Your response should be every line from the entries that includes the string "Care".

─── DATA

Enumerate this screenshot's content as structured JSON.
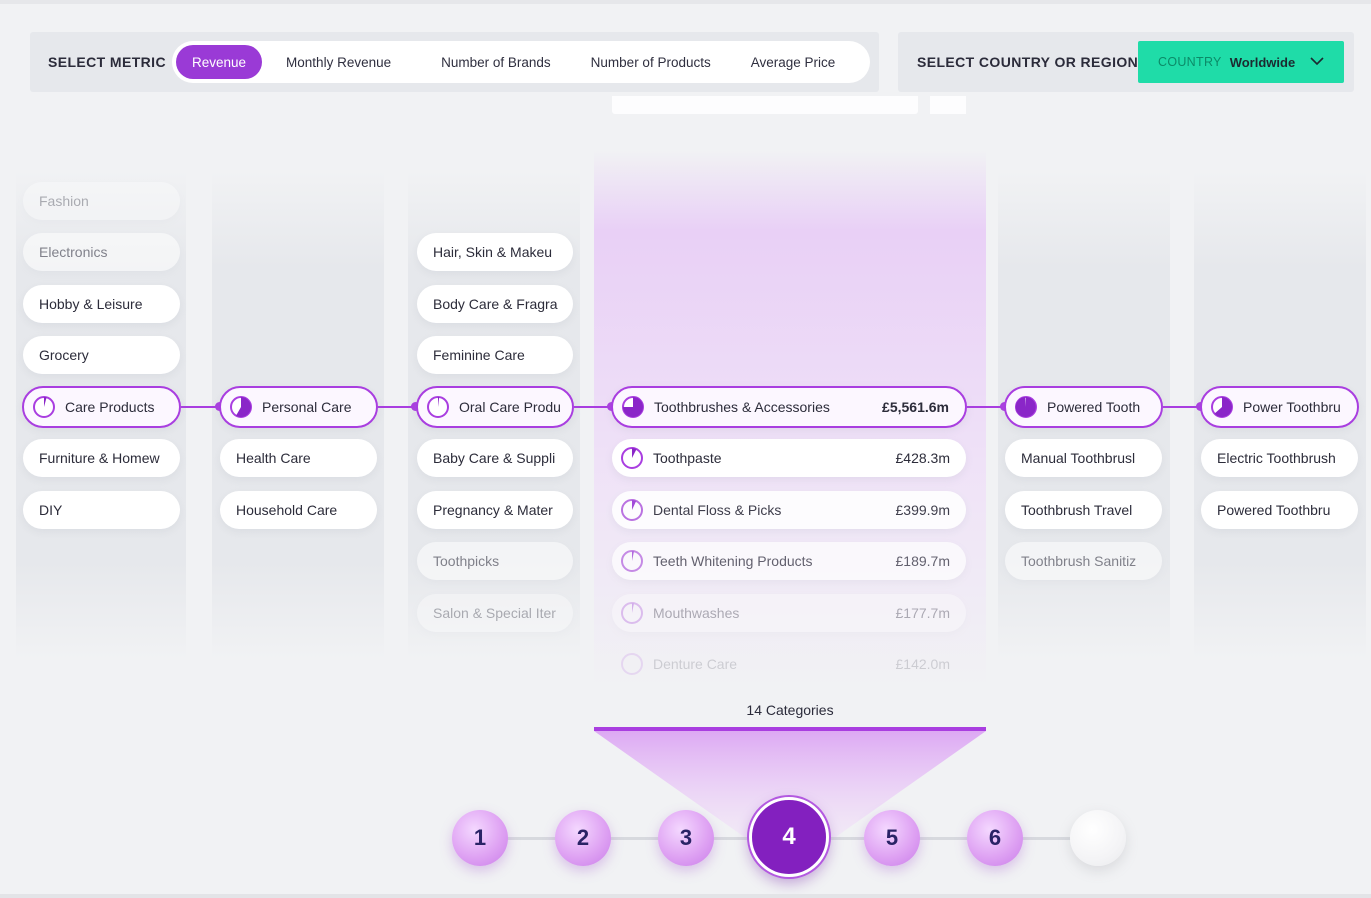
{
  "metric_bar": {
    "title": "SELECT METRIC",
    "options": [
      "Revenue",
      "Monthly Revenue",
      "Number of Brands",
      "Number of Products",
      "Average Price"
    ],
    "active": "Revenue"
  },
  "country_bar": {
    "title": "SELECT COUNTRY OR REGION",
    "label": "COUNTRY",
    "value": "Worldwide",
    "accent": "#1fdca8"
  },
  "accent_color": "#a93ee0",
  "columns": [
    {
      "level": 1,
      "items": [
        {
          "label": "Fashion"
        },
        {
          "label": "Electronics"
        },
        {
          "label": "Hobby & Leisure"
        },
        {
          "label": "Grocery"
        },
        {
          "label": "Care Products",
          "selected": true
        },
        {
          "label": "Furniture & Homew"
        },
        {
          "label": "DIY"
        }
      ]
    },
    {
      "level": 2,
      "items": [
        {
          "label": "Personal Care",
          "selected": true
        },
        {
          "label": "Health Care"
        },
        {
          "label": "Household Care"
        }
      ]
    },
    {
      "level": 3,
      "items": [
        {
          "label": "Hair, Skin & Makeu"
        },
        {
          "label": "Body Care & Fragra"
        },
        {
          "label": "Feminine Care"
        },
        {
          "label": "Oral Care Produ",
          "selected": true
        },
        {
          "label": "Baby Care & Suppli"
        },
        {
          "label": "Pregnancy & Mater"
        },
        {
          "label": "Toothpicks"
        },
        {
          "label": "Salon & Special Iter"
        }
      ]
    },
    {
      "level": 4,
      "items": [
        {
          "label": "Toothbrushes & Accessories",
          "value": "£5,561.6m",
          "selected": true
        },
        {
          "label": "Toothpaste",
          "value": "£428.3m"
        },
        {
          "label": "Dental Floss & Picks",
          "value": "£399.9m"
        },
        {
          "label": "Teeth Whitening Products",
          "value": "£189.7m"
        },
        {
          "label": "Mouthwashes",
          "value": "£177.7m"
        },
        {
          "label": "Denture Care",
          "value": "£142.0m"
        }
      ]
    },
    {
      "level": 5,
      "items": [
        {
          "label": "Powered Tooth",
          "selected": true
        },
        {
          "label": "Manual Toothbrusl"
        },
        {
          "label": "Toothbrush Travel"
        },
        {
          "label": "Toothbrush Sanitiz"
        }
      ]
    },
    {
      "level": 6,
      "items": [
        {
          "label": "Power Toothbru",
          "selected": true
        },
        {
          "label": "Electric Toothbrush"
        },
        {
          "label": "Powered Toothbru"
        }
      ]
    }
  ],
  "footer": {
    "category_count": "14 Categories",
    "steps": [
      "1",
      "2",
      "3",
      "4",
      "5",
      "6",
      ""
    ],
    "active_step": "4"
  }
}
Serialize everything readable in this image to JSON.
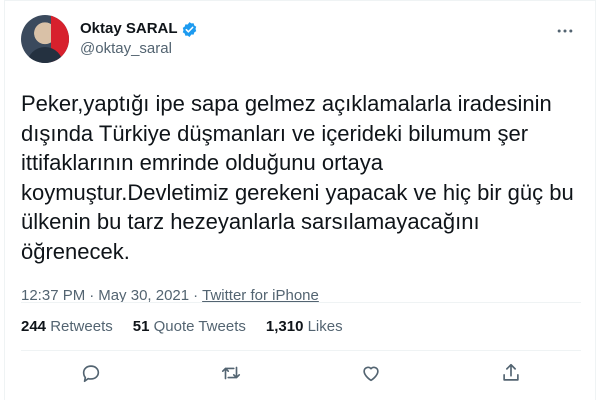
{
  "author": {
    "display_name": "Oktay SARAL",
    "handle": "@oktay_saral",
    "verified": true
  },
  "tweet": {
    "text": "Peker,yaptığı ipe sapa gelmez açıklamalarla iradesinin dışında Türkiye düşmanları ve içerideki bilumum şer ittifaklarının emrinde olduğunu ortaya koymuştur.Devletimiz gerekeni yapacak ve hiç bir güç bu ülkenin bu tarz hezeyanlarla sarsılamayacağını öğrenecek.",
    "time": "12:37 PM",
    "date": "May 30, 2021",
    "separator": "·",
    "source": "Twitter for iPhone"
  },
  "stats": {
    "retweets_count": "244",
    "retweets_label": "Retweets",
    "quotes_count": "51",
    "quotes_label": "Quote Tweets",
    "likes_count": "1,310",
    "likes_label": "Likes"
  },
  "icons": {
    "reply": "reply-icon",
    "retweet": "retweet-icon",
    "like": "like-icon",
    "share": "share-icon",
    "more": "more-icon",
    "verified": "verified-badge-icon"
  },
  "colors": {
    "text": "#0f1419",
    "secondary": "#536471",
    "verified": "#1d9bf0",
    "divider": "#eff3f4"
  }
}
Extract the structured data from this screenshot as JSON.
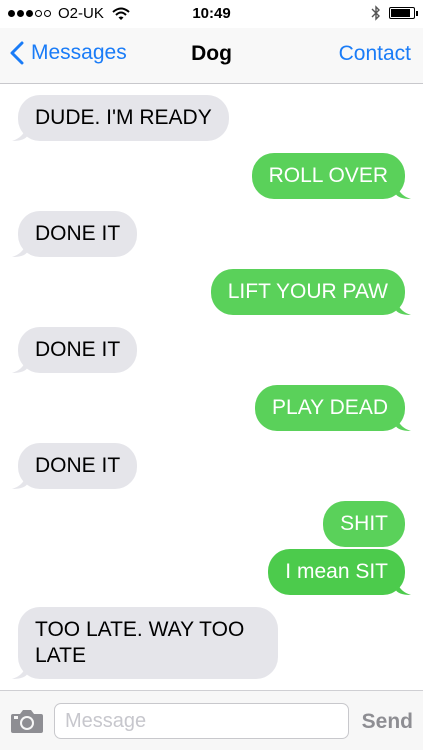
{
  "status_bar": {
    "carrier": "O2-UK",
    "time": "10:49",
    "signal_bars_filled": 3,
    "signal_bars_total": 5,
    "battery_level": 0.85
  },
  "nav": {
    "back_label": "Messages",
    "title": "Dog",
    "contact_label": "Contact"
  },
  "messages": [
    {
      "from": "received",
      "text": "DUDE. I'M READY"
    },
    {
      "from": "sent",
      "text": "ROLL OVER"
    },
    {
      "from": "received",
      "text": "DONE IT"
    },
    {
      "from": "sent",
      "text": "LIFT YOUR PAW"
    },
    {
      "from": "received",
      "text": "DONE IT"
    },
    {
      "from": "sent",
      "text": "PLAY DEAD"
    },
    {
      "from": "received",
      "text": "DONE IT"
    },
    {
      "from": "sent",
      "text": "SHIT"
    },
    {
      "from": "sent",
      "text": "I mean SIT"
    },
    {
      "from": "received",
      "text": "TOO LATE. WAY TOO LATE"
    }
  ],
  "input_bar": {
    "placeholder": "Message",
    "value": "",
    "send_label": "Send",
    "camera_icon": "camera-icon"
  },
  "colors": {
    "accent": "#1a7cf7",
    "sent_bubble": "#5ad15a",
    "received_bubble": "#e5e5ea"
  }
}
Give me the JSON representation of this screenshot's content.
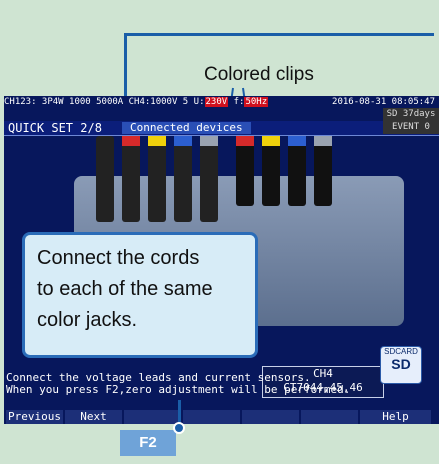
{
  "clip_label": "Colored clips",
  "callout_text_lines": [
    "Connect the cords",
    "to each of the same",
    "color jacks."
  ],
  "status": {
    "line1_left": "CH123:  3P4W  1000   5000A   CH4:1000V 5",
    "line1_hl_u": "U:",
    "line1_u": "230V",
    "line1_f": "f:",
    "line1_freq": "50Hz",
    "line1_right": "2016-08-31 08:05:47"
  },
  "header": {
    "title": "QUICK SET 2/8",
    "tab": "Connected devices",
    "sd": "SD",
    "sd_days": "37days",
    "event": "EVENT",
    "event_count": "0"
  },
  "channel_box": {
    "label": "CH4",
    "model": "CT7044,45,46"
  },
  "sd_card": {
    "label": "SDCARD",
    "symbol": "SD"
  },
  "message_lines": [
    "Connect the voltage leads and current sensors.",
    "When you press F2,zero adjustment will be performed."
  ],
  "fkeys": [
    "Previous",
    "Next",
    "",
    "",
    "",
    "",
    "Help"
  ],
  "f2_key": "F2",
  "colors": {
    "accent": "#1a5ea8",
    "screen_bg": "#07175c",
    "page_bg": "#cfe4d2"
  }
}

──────

• [TASK RESPONSE]
          "label": "Care Products",
          "label": "Personal Care",
          "label": "Health Care"
          "label": "Household Care"
          "label": "Body Care & Fragra"
          "label": "Feminine Care"
          "label": "Oral Care Produ",
          "label": "Baby Care & Suppli"
          "label": "Denture Care",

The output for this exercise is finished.